April 19's seventh annual Record Store Day was wildly successful in New York, so much so that music fans were still lining up outside stores past 4pm waiting for a chance to purchase coveted releases issued specially for the day.

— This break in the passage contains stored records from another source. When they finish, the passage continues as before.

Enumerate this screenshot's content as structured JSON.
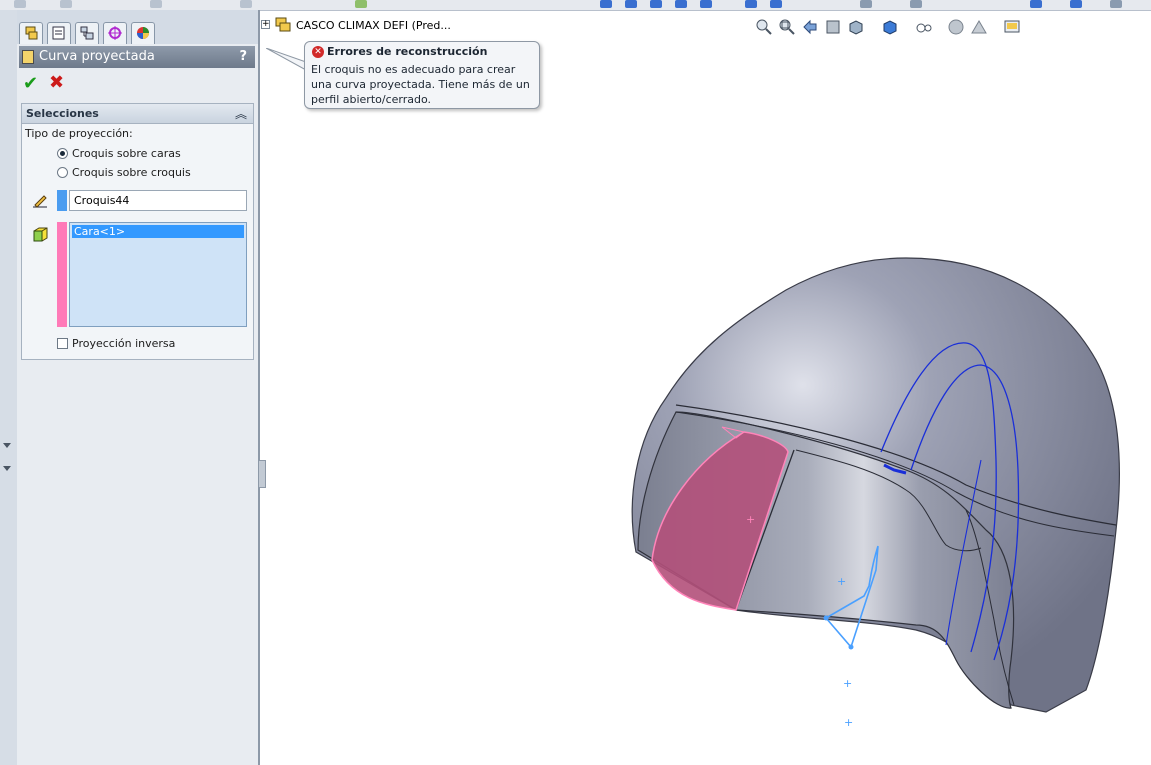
{
  "property_manager": {
    "title": "Curva proyectada",
    "help": "?",
    "ok_icon": "checkmark-icon",
    "cancel_icon": "cross-icon",
    "selections": {
      "header": "Selecciones",
      "projection_type_label": "Tipo de proyección:",
      "radio_options": [
        {
          "label": "Croquis sobre caras",
          "selected": true
        },
        {
          "label": "Croquis sobre croquis",
          "selected": false
        }
      ],
      "sketch_field_value": "Croquis44",
      "faces_list": [
        "Cara<1>"
      ],
      "reverse_projection_label": "Proyección inversa",
      "reverse_projection_checked": false
    }
  },
  "feature_tree": {
    "part_name": "CASCO CLIMAX DEFI  (Pred..."
  },
  "error_tooltip": {
    "title": "Errores de reconstrucción",
    "message": "El croquis no es adecuado para crear una curva proyectada. Tiene más de un perfil abierto/cerrado."
  },
  "colors": {
    "sketch_bar": "#4a9cf0",
    "faces_bar": "#ff7ab8",
    "helmet_shell": "#8a8ea3",
    "selected_face": "#b2507a",
    "sketch_curve_blue": "#1a2fd8",
    "open_sketch_lightblue": "#4aa0ff"
  }
}
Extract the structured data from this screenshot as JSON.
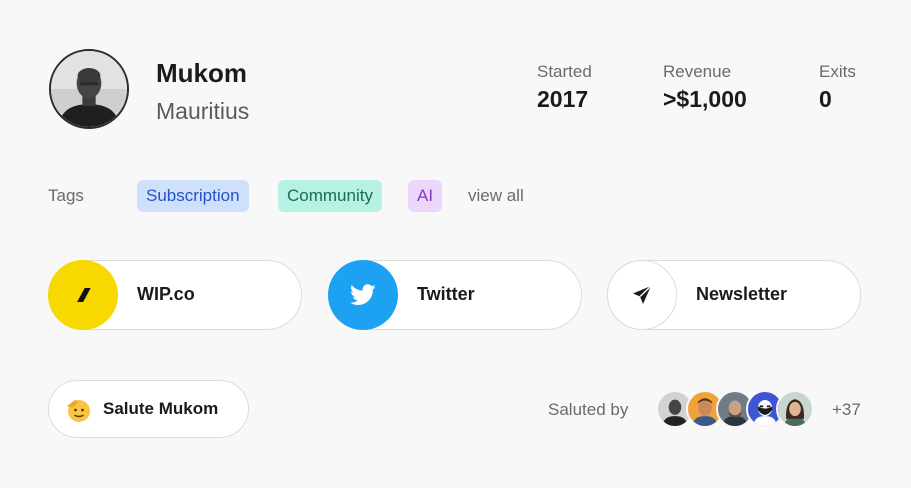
{
  "profile": {
    "name": "Mukom",
    "country": "Mauritius",
    "avatar_icon": "user-photo"
  },
  "stats": [
    {
      "label": "Started",
      "value": "2017"
    },
    {
      "label": "Revenue",
      "value": ">$1,000"
    },
    {
      "label": "Exits",
      "value": "0"
    }
  ],
  "tags": {
    "label": "Tags",
    "items": [
      "Subscription",
      "Community",
      "AI"
    ],
    "view_all": "view all"
  },
  "links": [
    {
      "label": "WIP.co",
      "icon": "wip-logo-icon",
      "color": "#f7d900"
    },
    {
      "label": "Twitter",
      "icon": "twitter-bird-icon",
      "color": "#1da1f2"
    },
    {
      "label": "Newsletter",
      "icon": "paper-plane-icon",
      "color": "#ffffff"
    }
  ],
  "salute": {
    "button_label": "Salute Mukom",
    "emoji_icon": "saluting-face-icon",
    "saluted_by_label": "Saluted by",
    "more_count": "+37"
  }
}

At least that was the case at Rough Trade in Williamsburg and Permanent Records in Greenpoint, both in Brooklyn, NY.
With about 400 releases to chose from, there was pretty much something for everybody, including such titles as a vinyl versions of the Zombies masterpiece "Odyssey and Oracle;" the Yardbirds "Little Games," album recorded when Jimmy Page was driving the band; Ronnie Spector & the E Street Band's "Say Goodbye to Hollywood/Baby Please Don't Go" 7-inch and Bruce Springsteen's "American Beauty" EP on 12-inch vinyl; Soundgarden's "Superunknown: the Singles" boxed-set; the Ramones "Meltdown With The Ramones;" and the Pogue’s "Live With Joe Strummer" double LP vinyl set.

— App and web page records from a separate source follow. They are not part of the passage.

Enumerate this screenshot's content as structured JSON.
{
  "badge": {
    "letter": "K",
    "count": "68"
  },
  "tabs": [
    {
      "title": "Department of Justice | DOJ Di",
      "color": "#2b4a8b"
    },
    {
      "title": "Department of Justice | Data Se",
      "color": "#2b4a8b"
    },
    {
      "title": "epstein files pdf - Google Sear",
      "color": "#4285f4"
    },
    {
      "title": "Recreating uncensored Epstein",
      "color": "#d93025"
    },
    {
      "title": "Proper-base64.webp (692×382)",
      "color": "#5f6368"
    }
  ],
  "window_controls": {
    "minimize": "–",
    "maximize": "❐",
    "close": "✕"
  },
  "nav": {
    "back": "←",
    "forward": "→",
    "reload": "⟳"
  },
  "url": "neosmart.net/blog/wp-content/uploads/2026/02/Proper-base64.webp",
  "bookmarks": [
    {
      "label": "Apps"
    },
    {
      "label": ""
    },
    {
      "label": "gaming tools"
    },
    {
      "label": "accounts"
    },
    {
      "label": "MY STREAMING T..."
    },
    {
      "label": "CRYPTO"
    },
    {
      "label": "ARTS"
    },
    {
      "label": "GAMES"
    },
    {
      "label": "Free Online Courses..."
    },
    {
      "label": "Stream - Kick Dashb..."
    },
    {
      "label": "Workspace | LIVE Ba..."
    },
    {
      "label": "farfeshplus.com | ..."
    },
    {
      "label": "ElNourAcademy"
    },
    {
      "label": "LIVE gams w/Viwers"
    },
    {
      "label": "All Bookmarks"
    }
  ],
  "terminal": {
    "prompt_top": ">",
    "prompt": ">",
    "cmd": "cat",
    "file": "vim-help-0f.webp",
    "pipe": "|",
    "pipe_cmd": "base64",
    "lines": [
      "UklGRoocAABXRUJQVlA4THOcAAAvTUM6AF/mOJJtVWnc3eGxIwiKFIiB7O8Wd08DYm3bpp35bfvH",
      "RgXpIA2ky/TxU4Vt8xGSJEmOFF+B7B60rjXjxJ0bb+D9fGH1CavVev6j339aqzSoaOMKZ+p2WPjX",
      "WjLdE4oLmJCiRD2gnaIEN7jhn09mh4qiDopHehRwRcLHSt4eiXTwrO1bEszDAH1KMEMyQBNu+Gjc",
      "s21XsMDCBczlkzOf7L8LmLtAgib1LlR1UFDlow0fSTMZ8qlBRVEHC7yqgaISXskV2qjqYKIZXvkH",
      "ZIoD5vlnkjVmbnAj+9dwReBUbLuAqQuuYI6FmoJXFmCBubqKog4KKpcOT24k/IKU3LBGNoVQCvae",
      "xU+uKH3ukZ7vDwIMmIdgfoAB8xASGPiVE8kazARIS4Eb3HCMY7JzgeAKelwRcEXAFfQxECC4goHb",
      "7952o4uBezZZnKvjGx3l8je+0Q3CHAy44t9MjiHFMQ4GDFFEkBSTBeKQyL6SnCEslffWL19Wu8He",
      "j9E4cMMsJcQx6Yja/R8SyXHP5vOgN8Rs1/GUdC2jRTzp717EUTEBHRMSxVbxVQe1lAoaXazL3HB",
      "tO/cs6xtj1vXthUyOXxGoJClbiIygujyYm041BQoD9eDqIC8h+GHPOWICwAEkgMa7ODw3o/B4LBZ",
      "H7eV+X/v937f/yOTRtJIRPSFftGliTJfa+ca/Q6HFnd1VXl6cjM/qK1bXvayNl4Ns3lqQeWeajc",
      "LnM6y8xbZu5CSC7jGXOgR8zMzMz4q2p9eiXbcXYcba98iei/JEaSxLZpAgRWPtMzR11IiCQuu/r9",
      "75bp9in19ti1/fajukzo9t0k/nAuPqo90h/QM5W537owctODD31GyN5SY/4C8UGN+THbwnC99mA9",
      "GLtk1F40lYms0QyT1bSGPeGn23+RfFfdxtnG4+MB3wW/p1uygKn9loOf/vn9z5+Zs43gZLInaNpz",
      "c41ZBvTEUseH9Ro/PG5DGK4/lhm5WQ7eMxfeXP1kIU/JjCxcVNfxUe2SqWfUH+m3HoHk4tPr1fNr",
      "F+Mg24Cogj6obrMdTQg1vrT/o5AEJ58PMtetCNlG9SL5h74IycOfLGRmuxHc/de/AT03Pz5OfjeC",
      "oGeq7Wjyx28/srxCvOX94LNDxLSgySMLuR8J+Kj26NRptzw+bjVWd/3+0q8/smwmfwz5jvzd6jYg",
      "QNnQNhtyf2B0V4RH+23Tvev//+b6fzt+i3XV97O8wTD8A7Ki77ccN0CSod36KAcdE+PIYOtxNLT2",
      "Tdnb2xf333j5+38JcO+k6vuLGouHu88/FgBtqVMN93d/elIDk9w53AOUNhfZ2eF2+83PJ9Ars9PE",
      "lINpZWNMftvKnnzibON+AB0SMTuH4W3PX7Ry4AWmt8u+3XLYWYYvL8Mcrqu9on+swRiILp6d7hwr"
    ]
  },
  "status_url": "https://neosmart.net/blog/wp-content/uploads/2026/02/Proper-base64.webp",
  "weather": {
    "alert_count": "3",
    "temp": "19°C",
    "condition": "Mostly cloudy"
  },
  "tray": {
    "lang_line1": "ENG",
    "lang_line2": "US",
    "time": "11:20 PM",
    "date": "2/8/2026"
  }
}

Other titles issued included: a Katy Perry "Prism" picture disc; Dolly Parton's "Blue Smoke," 7-inch vinyl single; Nirvana's "Pennyroyal Tea/I Hate Myself and Want To Die," 7-inch vinyl single; West Montgomery & The Montgomery-Johnson Quintet "Live At The Turf Club" on 10-inch vinyl; Mastadon's "Live At Brixton on double 12-inch vinyl; Ray LaMontagne's "Super Nova;" 7-inch single; Green Day's "Demoliciious," available in multiple formats; and Charles Bradley's "I Hope You Find The Good Life," a 12-inch EP.
Shoppers flipping through Record Store Day releases at Rough Trade in Williamsburg. Photo: Ed Franke
For Billboard's Retail Track, since his traditional first-stop, J&R Music, had gone out of business eight days before this year's Record Store Day, the day began at Rough Trade in Williamsburg at about 1pm.
Arriving at Rough Trade there was a line of 49 people waiting to get into the store, but it was quickly revealed that if one wanted to shop the store, they could go right in. The line was only for people wanting to peruse the Record Store Day releases, which were merchandised inside the store on a table lined with seven crates that allowed only seven shoppers to sort through the crates one-at-a-time.
Betty Who, early on in her set, at the live club inside Rough Trade. Photo: Ed Franke
Betty Who was up right away and the Sony Music Entertainment sales staff on site did a good job of coaxing shoppers into the club housed inside the store. Who laid down a nice set of tunes as the initally sparsely populated room began to get a nice crowd by the third song. Maybe next year, Rough Trade can form the line for the RSD releases coming out of the club so the shoppers waiting to wade through the bins can at least enjoy the show.
Daddy Long Legs revs up for the shoppers at Generation Records in Manhattan. Photo: Ed Franke
At 1:45pm, it was time to hop in the car and shoot over to Generation Records in the Village to catch a set by Daddy Long Legs, a bluesy garage-rock combo signed to Norton Records, "where the loud sound abounds." The main floor at Generation Records was hopping as shoppers combed through the racks. Downstairs, about 50 people grooved to Daddy Long Legs laying down a scorching set.
The band was also smart enough to tout their upcoming album and in a twist point out that they had copies of their albums for sale themselves, as opposed to encouraging shoppers to buy their albums from the store.
After a beer and catching up with Music Video Distributors sales rep Larry Germack, it was back to Brooklyn, swinging past Rough Trade again. At 4pm the shop still had a line so long that some potential shoppers were stopping in their tracks and wavering over their commitment to go record shopping, until Retail Track filled them in his valuable lesson learned earlier: that if they didn't want Record Store Day releases, they could walk right into the store without suffering the line.
A brief lull in the shopping at Permanent Records in Greenpoint. Photo: Ed Franke
Onto Permanent Records in Greenpoint, where there was a short line outside the store as the small store staff dealt with a cramped space filled by shoppers eager to make purchases. Outside, WEA VP of sales Billy Fields looked pleased with the excitement created around Record Store Day and the more than 100 releases the Warner Music Group had collectively issued for the day. One of those releases, Husker Du's "Candy Apple Gray," was lovingly being clutched by the shopper second in line to the cash register.
As Retail Track headed for home and passed the Permanent Records storefront once more about 4:45pm, it was clear the day was still far from over for some shoppers, as about a dozen people were waiting to gain entrance.